Cone Karst – Chocolate Hills
This unique karst landscape is composed of smooth, uniformly shaped conical isolated hills that cover a vast area in the central portion of the island. The site was once a platform of thick and widespread buildup of coral reefs that thrived during the Pliocene, approximately 2-5 million years ago and later to form a sedimentary formation. Soon, this limestone formation was raised above the sea level and fractured. Rainwater, streams and groundwater dissolved the limestone, gradually forming the present landscape of cone karst.
1 hour & 30 minutes travel
Formerly known as Haycock Hills, the Chocolate Hills of Bohol (Figures B5 and B6) is located at the central region of Bohol, and has been declared as a National Geological Monument by the National Committee on Geological Sciences in June 18, 1988. To provide for a stronger basis for protection, Proclamation 1037 was signed by the president declaring the area as a Natural Monument to protect and maintain its natural beauty to provide restraining mechanisms for inappropriate exploitation.
For several decades, the Chocolate Hills has served as the prime tourist spot in Bohol, attracting thousands of tourists each year. The cluster of 1,268 (NCGS Declaration, 1988) conical hills which covers an area of approximately 139.38 square kilometers are spread out within the towns of Sagbayan, Batuan and Carmen.
The Chocolate Hills Complex in Carmen is located 55 kilometers from Tagbilaran City, where a view deck was installed on top of the Aires Hill peak. Five kilometers from the complex is another view deck at the Sagbayan peak located in the town of the same name. Almost all the hills share similar morphologies with height ranging from 30 to 400 meters and from slight to highly inclined slopes.

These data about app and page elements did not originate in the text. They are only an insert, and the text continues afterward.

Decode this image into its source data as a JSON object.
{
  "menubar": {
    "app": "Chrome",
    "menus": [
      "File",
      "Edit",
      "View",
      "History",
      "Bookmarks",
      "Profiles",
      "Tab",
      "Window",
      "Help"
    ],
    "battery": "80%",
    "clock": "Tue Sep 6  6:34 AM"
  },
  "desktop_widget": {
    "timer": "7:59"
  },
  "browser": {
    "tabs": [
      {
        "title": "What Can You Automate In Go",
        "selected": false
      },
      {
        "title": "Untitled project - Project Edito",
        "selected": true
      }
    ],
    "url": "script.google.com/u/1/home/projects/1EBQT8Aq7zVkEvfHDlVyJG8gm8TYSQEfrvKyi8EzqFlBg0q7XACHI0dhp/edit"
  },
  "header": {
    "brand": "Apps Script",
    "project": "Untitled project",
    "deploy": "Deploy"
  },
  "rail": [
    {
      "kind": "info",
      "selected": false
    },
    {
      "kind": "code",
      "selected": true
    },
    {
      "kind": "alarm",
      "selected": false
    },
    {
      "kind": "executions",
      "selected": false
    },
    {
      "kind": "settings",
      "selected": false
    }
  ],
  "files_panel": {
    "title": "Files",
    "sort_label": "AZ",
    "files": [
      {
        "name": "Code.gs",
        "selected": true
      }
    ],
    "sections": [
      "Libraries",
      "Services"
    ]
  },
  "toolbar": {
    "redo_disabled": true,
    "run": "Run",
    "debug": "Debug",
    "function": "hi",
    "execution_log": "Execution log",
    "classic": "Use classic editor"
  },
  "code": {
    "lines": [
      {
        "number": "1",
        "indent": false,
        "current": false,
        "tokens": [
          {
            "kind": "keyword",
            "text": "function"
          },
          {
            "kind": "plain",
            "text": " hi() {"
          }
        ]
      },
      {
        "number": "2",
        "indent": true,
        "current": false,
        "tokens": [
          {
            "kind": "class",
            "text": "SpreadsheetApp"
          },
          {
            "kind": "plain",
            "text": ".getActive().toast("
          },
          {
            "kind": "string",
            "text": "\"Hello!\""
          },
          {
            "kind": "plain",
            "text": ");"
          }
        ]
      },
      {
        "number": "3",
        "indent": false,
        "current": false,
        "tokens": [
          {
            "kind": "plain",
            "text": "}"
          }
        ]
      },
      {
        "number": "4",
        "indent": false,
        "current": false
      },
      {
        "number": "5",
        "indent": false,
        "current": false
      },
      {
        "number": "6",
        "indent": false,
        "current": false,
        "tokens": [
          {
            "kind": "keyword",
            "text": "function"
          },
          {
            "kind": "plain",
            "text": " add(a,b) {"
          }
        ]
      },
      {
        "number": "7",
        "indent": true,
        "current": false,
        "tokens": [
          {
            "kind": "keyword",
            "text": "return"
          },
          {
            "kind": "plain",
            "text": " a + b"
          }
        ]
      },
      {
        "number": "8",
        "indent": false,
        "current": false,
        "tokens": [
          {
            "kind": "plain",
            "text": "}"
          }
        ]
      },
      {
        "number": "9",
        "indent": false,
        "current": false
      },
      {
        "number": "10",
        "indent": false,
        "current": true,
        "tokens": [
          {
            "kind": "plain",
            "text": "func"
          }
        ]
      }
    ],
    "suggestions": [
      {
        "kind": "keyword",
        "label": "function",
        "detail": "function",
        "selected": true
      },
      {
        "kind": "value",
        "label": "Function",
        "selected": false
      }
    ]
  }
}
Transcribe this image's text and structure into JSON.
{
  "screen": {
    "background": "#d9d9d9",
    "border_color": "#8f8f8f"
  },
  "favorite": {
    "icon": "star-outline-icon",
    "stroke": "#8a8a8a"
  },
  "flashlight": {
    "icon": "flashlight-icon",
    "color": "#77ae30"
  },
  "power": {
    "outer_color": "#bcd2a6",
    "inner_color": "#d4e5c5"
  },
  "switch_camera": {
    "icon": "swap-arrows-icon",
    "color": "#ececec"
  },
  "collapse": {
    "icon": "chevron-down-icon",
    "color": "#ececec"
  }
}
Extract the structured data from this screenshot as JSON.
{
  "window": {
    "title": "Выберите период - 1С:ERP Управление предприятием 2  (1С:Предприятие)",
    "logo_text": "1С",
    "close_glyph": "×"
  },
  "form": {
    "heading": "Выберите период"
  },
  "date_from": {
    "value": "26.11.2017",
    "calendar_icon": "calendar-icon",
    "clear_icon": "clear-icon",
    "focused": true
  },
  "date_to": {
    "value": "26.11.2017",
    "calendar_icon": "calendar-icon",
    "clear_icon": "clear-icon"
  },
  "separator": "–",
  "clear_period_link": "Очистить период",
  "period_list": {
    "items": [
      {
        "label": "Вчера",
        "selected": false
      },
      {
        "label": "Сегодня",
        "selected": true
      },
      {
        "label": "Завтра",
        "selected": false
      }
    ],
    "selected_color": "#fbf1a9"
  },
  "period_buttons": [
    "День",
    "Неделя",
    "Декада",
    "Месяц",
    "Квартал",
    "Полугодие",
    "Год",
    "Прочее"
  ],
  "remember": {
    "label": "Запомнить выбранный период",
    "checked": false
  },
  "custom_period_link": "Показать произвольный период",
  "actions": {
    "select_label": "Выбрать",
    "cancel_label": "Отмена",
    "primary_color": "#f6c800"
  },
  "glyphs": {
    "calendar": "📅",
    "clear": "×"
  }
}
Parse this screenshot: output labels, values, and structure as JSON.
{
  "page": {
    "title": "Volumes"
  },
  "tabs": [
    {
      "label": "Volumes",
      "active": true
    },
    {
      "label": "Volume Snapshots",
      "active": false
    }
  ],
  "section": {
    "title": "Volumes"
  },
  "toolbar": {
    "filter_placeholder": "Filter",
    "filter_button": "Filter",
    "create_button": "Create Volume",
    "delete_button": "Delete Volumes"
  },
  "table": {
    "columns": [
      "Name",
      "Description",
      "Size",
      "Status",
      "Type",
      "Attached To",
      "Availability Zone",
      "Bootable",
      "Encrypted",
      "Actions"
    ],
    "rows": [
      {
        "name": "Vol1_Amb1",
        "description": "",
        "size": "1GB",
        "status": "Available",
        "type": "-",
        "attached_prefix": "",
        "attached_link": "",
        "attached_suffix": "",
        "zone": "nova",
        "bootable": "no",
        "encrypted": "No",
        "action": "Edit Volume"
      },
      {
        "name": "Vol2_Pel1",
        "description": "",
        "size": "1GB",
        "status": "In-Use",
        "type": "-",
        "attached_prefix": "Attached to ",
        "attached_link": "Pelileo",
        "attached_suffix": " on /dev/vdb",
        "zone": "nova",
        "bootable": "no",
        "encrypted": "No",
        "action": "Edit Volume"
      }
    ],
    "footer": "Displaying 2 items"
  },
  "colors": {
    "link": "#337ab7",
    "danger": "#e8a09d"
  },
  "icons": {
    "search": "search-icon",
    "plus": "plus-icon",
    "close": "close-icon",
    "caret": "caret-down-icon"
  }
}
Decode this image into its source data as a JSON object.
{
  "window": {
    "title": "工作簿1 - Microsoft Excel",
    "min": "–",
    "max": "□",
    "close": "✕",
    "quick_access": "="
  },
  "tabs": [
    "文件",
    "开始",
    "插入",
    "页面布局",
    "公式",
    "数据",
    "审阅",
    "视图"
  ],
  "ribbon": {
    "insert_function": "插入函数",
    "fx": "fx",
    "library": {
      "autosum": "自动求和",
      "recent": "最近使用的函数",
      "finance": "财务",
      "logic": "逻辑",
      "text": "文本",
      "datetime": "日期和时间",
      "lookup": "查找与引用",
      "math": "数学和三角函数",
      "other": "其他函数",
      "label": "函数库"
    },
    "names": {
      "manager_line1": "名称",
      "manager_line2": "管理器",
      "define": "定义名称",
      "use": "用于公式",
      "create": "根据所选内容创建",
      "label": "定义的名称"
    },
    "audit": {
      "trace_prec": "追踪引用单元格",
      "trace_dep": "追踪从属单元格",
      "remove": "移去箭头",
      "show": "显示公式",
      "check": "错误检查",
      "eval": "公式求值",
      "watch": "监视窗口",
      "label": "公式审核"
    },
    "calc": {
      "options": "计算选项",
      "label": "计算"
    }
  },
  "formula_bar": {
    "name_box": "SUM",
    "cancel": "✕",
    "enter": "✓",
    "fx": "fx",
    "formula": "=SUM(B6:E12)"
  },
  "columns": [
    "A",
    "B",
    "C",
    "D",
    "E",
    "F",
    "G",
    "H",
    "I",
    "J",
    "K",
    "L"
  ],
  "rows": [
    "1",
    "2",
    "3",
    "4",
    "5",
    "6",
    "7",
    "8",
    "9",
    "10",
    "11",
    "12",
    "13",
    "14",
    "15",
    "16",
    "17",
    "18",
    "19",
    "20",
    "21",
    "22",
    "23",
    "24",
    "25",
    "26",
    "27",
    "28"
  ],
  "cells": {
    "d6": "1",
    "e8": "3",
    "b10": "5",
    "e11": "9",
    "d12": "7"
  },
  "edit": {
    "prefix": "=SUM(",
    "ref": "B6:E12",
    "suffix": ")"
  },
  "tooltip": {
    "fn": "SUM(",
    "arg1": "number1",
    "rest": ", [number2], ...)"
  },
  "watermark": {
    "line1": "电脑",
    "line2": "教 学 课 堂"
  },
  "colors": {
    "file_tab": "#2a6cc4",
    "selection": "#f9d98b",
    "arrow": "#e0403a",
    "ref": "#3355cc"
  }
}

The grass species Saccharum spontaneum and Imperata cylindrical covering the hills are responsible for the chocolate-brown color the hills become during the warm, dry months of the year.
This unique karst landscape is composed of smooth, uniformly shaped conical isolated hills that cover a vast area in the central portion of the island. The site was once a platform of thick and widespread buildup of coral reefs that thrived during the Pliocene approximately 2-5 million years ago and later to form a sedimentary formation.
These limestones became the Cortes Limestone Member of the Pliocene Maribojoc Formation. The landscape has been undergoing karstification ever since it started million years ago and
persisted up to the present time. Through the uplift,
fractures and joints were developed, where erosion started and made way for the vertical infiltration of the rainwater.
Underground drainage system consequently developed. Closed depressions or sinkholes continuously developed beside the resistant limestone sections and were continuously filled up with alluvial sediments, and by karst water they became traditional rice fields. During the last several thousands of years, large-scale erosion of the limestone masses by rainwater impregnation and run-offs ensued, forming the present cone-shaped morphology of the famous Bohol Chocolate Hills. These haycock hills are products of continuous reaction of rainwater on a thin soluble limestone formation of the Maribojoc Formation.